Friday Cat Blogging


This tiger was owned by a large cat breeder and handler who provides tigers, lions, and some other beasts for the entertainment industry. Notice the white spots on the tiger’s ears. I spent a fair amount of time with this tiger, in its enclosure, photographing it as various other things were going on. As I was the stranger in the room, and since I kept moving, the tiger kept a close eye on me, but not with its actual eyes. I took about a hundred photographs of this animal, and in every single one there are two white spots … those spots on the ears … looking at me.

It is said that the purpose of the white spots on the tiger’s ears are to help the cubs follow the mom in the jungle. This tiger is a male, so we have a small problem with that hypothesis. I believe that the spots may be a way for a tiger to indicate that it knows where you (you being another tiger, most likely) are. It is a simple and honest signal of cognizance, a very important trait in a large territorial predator.


  1. #1 Joshua Zelinsky
    December 5, 2008

    Even if the spots only served a purpose on females couldn’t they just as well still show on males? Sort of like nipples on human males?

  2. #2 Greg Laden
    December 5, 2008

    Maybe. Maybe not. Dimorphism evolves all the time, nipples not withstanding.

  3. #3 BZ
    December 5, 2008

    Too cool.

  4. #4 6EQUJ5
    December 5, 2008

    My guess:

    If you were a tiger cub following behind Mom, how would you notice when she suddenly began listening intently?

    Before she could come to a full stop herself, her ears would perk up, something very easy for you to see.

    The silent message? Shhhhhh…….

  5. #5 ggab
    December 5, 2008

    Is it true that upon viewing a recent Cincinnati footbal game, the Bengal Tigers have expressed an interest in changing their name?
    May be a rumour, but I would understand if it were true.
    A cats gotta have some Pride.

  6. #6 lynn fellman
    December 5, 2008

    The radar-like function of cats’ ears have always intrigued me. They are fun to watch flick about tracking sounds while their eyes wander elsewhere. I’m curious. If evolution has piggy-backed another function on their ears, is there a well-known concept for that development?

  7. #7 Art
    December 5, 2008

    Given a situation where animals are forced by events, usually a vital resource like water, to collect at or near a location such spots would serve to obscure or confuse the ability of a potential prey animal to determine where the tiger is looking.

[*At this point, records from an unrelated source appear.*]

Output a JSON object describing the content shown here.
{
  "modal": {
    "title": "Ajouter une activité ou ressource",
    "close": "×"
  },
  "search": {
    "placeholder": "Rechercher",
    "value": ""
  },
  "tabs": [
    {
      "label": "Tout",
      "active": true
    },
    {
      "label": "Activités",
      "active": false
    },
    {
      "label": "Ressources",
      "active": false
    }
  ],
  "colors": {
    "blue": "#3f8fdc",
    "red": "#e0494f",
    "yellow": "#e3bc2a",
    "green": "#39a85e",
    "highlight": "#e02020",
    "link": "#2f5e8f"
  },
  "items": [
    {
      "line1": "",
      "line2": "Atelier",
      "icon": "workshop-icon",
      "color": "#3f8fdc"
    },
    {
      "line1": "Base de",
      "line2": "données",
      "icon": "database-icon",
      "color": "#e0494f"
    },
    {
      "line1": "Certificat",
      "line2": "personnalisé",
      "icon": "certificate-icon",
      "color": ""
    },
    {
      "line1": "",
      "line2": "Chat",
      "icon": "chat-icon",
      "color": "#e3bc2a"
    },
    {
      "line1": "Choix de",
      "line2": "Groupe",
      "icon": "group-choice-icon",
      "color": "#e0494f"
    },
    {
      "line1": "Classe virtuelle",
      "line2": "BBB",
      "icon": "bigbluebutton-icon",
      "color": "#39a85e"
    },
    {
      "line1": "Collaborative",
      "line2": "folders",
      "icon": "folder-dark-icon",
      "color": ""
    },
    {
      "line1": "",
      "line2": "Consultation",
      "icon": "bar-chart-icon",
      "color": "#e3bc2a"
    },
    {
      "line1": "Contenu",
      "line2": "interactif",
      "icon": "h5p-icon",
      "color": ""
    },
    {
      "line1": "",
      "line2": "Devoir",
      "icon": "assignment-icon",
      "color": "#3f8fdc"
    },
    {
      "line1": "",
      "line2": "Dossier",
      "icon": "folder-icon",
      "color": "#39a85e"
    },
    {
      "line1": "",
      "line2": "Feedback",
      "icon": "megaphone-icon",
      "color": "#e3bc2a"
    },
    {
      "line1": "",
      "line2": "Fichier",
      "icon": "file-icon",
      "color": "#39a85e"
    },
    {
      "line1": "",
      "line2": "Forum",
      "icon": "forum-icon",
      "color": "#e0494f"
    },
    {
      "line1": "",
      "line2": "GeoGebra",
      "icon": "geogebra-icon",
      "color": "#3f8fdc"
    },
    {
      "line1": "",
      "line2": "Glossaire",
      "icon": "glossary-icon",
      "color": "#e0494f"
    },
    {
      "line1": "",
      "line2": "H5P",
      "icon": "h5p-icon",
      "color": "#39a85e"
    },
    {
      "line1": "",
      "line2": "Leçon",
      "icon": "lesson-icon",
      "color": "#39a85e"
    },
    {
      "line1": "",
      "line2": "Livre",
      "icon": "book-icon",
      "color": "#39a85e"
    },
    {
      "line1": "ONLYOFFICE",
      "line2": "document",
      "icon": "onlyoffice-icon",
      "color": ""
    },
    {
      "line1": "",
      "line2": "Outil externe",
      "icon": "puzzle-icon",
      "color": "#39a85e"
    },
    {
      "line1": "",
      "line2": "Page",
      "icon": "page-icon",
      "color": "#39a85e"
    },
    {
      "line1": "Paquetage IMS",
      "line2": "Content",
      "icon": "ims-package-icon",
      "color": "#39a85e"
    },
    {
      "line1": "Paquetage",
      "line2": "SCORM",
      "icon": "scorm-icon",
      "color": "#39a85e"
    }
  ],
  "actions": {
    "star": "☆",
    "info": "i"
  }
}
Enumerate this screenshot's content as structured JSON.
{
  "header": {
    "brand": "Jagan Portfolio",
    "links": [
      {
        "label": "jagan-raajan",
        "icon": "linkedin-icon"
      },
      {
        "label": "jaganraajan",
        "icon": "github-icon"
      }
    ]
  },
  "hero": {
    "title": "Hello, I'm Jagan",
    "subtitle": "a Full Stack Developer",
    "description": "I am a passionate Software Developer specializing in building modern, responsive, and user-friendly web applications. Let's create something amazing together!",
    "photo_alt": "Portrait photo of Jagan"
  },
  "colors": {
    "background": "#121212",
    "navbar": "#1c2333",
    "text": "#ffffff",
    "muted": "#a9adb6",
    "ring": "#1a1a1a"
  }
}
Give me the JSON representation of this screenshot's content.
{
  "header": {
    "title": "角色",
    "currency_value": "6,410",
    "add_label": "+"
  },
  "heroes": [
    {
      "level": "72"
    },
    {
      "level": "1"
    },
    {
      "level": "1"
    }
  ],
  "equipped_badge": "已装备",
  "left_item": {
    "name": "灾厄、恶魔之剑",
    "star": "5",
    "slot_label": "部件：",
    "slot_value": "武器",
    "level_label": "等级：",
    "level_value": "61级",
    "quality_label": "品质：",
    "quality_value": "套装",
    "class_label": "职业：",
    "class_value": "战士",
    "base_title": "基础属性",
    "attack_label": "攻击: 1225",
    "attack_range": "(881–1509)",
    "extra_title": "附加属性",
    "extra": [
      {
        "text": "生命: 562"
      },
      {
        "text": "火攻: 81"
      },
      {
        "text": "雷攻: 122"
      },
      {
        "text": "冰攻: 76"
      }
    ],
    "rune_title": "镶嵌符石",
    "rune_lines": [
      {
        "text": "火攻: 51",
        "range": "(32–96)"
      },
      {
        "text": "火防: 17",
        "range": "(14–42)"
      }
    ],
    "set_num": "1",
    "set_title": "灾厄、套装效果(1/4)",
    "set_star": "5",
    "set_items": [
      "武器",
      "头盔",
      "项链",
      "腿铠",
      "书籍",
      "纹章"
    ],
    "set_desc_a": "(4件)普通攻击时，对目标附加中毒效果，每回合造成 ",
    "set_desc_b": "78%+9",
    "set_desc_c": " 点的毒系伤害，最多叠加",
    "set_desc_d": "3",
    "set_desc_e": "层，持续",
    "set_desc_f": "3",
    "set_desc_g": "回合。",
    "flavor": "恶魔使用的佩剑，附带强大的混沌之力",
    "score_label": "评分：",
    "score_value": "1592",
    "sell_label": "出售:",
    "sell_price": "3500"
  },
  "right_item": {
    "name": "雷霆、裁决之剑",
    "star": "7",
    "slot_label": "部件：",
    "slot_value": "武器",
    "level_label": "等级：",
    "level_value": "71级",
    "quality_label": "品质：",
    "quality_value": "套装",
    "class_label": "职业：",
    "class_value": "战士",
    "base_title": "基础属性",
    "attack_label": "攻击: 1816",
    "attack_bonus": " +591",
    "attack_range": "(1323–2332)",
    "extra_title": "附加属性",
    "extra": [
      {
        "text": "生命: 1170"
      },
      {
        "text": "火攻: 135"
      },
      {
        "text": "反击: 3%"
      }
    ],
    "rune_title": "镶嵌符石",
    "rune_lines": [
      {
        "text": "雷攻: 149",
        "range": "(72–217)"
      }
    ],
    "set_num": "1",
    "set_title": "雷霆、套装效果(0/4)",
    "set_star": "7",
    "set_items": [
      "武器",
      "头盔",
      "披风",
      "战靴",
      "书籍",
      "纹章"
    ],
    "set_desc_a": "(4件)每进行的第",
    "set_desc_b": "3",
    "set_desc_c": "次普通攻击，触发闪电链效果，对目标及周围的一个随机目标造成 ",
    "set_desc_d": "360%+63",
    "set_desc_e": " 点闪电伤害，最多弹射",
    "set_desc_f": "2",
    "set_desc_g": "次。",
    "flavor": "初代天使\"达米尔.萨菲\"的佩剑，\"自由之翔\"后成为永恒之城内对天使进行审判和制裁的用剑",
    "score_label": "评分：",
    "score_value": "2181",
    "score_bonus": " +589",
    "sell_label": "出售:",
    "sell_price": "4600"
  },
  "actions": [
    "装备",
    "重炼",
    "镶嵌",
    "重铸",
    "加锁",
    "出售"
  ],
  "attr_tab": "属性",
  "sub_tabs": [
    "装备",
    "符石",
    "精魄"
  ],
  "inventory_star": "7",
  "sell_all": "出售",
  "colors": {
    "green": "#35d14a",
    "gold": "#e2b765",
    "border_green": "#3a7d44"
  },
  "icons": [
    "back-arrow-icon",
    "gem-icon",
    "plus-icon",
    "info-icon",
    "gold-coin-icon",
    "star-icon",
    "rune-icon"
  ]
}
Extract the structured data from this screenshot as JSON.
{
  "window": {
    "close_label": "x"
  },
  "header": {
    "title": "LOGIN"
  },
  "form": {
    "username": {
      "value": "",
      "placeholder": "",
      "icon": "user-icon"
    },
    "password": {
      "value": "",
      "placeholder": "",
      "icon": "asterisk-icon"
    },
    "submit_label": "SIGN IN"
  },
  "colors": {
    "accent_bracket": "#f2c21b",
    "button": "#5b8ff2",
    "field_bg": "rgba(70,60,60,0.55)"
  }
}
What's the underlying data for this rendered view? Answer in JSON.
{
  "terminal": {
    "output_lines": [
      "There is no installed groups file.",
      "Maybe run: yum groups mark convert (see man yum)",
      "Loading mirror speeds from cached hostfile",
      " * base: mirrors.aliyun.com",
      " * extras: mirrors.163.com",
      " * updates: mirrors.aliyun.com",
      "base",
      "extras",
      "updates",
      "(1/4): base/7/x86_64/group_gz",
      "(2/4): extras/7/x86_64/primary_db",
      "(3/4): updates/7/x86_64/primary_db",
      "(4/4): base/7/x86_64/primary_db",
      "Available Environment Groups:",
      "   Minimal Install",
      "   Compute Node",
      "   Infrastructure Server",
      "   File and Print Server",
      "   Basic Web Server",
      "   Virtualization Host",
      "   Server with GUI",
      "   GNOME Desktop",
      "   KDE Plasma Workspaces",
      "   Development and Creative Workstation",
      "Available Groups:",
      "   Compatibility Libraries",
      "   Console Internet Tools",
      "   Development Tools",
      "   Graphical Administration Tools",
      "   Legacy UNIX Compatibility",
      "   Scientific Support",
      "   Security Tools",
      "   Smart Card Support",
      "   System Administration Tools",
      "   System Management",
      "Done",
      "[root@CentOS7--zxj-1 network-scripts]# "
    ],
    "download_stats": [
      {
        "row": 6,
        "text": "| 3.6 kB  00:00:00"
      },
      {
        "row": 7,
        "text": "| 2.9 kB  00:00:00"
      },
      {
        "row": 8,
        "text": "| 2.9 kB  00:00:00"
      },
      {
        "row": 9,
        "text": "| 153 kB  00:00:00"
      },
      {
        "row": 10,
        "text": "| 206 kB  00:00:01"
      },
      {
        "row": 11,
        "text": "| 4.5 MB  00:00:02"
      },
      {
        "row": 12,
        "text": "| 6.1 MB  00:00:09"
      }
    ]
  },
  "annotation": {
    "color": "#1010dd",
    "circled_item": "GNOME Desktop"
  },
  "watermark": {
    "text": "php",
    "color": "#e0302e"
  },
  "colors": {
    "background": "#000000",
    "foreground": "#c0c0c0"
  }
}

    Being able to determine where a predator is looking, and presumably focused on, would be an advantage. When the tiger is looking away a prey animal could slip in and get a drink in relative safety.

    The coloration confuses the issue for any animal seeking to determine where the tiger is looking. Confusion, frustration, and error in determining this leads to making yourself an easy meal when you think your getting away with something. The tiger gains a survival advantage by obscuring or confusing the apparent the locus of its attention.

    On the other foot this deception is sometimes used to thwart predators. Some animals have ‘eyes’ on the backs of ears. These make a predator think they are always looking and less likely to be easy targets. Some people in India wear masks on the back of their heads when in tiger territory and report this lowers the odds of a tiger attack.

    Security people often wear mirrored sunglasses for related reasons. It makes it difficult to determine what your looking at and makes it appear that your potentially looking at everything all the time. Not knowing if they are under surveillance people are less likely to try anything and they tend to hesitate when they act. The behaviors of hesitation and furtiveness are clear signs of someone wanting to do something, they are making themselves vulnerable, and gives you clues as to when they will act.

    All of which means you are more likely to be able to time their move and catch them. Crooks get caught. Tasty critters get eaten.